(HOW TO COMPLETE THIS TASK):
Each record must be retyped in full. No character may differ.

(PROVIDED RECORDS):

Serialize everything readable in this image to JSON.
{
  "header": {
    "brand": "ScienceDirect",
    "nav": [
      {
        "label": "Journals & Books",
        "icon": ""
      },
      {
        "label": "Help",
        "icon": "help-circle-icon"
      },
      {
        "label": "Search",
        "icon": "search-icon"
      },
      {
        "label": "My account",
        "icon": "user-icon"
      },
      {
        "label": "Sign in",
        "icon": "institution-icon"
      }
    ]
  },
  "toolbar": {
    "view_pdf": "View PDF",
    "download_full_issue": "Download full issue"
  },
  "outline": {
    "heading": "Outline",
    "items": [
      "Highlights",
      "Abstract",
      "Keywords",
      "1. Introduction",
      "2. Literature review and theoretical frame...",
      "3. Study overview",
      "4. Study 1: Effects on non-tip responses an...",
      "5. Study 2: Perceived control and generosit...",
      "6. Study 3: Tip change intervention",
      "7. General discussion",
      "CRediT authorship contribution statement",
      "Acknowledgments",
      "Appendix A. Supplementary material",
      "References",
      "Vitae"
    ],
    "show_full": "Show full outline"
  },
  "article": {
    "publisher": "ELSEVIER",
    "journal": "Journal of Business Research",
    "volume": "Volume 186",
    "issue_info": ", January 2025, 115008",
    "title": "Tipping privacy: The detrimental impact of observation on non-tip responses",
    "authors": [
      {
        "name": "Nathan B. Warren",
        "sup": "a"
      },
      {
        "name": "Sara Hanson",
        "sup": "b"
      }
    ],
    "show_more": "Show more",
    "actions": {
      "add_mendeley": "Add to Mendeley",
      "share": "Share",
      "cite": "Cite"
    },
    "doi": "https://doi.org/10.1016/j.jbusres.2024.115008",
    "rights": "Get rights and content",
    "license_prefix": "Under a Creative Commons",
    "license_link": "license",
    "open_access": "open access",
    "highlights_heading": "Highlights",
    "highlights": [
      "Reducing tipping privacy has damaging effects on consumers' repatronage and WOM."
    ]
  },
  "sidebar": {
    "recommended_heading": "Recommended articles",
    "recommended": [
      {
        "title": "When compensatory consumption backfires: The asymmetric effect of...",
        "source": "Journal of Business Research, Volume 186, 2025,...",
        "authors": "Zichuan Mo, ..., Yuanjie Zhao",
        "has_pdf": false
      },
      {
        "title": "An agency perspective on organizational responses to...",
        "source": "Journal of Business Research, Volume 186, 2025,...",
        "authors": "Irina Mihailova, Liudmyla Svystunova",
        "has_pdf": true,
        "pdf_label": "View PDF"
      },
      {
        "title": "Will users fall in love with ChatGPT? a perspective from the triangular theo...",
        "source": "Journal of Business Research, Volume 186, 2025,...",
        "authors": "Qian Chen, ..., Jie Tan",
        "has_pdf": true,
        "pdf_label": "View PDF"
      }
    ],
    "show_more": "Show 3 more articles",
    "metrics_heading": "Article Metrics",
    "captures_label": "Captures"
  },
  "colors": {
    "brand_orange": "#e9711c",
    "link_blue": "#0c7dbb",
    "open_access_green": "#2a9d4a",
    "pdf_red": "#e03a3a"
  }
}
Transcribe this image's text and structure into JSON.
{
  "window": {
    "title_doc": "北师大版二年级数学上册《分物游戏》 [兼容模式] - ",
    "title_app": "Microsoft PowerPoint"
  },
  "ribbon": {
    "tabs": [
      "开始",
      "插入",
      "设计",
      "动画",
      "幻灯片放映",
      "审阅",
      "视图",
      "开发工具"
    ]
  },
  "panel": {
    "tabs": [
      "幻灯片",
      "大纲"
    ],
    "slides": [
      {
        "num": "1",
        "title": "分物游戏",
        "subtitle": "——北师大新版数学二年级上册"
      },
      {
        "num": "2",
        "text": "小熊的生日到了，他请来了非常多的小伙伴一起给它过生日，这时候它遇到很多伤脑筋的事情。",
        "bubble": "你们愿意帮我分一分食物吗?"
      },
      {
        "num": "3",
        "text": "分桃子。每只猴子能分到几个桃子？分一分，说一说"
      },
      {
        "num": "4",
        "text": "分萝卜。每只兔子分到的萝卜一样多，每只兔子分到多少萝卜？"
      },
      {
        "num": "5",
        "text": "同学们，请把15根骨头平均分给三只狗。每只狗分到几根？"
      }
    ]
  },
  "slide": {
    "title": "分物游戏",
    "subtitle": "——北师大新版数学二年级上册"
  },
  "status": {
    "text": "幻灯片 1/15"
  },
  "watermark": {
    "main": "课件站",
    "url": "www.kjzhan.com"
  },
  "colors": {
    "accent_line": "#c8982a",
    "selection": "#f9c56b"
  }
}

(FINAL ANSWER):
Serialize everything readable in this image to JSON.
{
  "header": {
    "brand": "ScienceDirect",
    "nav": [
      {
        "label": "Journals & Books",
        "icon": ""
      },
      {
        "label": "Help",
        "icon": "help-circle-icon"
      },
      {
        "label": "Search",
        "icon": "search-icon"
      },
      {
        "label": "My account",
        "icon": "user-icon"
      },
      {
        "label": "Sign in",
        "icon": "institution-icon"
      }
    ]
  },
  "toolbar": {
    "view_pdf": "View PDF",
    "download_full_issue": "Download full issue"
  },
  "outline": {
    "heading": "Outline",
    "items": [
      "Highlights",
      "Abstract",
      "Keywords",
      "1. Introduction",
      "2. Literature review and theoretical frame...",
      "3. Study overview",
      "4. Study 1: Effects on non-tip responses an...",
      "5. Study 2: Perceived control and generosit...",
      "6. Study 3: Tip change intervention",
      "7. General discussion",
      "CRediT authorship contribution statement",
      "Acknowledgments",
      "Appendix A. Supplementary material",
      "References",
      "Vitae"
    ],
    "show_full": "Show full outline"
  },
  "article": {
    "publisher": "ELSEVIER",
    "journal": "Journal of Business Research",
    "volume": "Volume 186",
    "issue_info": ", January 2025, 115008",
    "title": "Tipping privacy: The detrimental impact of observation on non-tip responses",
    "authors": [
      {
        "name": "Nathan B. Warren",
        "sup": "a"
      },
      {
        "name": "Sara Hanson",
        "sup": "b"
      }
    ],
    "show_more": "Show more",
    "actions": {
      "add_mendeley": "Add to Mendeley",
      "share": "Share",
      "cite": "Cite"
    },
    "doi": "https://doi.org/10.1016/j.jbusres.2024.115008",
    "rights": "Get rights and content",
    "license_prefix": "Under a Creative Commons",
    "license_link": "license",
    "open_access": "open access",
    "highlights_heading": "Highlights",
    "highlights": [
      "Reducing tipping privacy has damaging effects on consumers' repatronage and WOM."
    ]
  },
  "sidebar": {
    "recommended_heading": "Recommended articles",
    "recommended": [
      {
        "title": "When compensatory consumption backfires: The asymmetric effect of...",
        "source": "Journal of Business Research, Volume 186, 2025,...",
        "authors": "Zichuan Mo, ..., Yuanjie Zhao",
        "has_pdf": false
      },
      {
        "title": "An agency perspective on organizational responses to...",
        "source": "Journal of Business Research, Volume 186, 2025,...",
        "authors": "Irina Mihailova, Liudmyla Svystunova",
        "has_pdf": true,
        "pdf_label": "View PDF"
      },
      {
        "title": "Will users fall in love with ChatGPT? a perspective from the triangular theo...",
        "source": "Journal of Business Research, Volume 186, 2025,...",
        "authors": "Qian Chen, ..., Jie Tan",
        "has_pdf": true,
        "pdf_label": "View PDF"
      }
    ],
    "show_more": "Show 3 more articles",
    "metrics_heading": "Article Metrics",
    "captures_label": "Captures"
  },
  "colors": {
    "brand_orange": "#e9711c",
    "link_blue": "#0c7dbb",
    "open_access_green": "#2a9d4a",
    "pdf_red": "#e03a3a"
  }
}
Transcribe this image's text and structure into JSON.
{
  "window": {
    "title_doc": "北师大版二年级数学上册《分物游戏》 [兼容模式] - ",
    "title_app": "Microsoft PowerPoint"
  },
  "ribbon": {
    "tabs": [
      "开始",
      "插入",
      "设计",
      "动画",
      "幻灯片放映",
      "审阅",
      "视图",
      "开发工具"
    ]
  },
  "panel": {
    "tabs": [
      "幻灯片",
      "大纲"
    ],
    "slides": [
      {
        "num": "1",
        "title": "分物游戏",
        "subtitle": "——北师大新版数学二年级上册"
      },
      {
        "num": "2",
        "text": "小熊的生日到了，他请来了非常多的小伙伴一起给它过生日，这时候它遇到很多伤脑筋的事情。",
        "bubble": "你们愿意帮我分一分食物吗?"
      },
      {
        "num": "3",
        "text": "分桃子。每只猴子能分到几个桃子？分一分，说一说"
      },
      {
        "num": "4",
        "text": "分萝卜。每只兔子分到的萝卜一样多，每只兔子分到多少萝卜？"
      },
      {
        "num": "5",
        "text": "同学们，请把15根骨头平均分给三只狗。每只狗分到几根？"
      }
    ]
  },
  "slide": {
    "title": "分物游戏",
    "subtitle": "——北师大新版数学二年级上册"
  },
  "status": {
    "text": "幻灯片 1/15"
  },
  "watermark": {
    "main": "课件站",
    "url": "www.kjzhan.com"
  },
  "colors": {
    "accent_line": "#c8982a",
    "selection": "#f9c56b"
  }
}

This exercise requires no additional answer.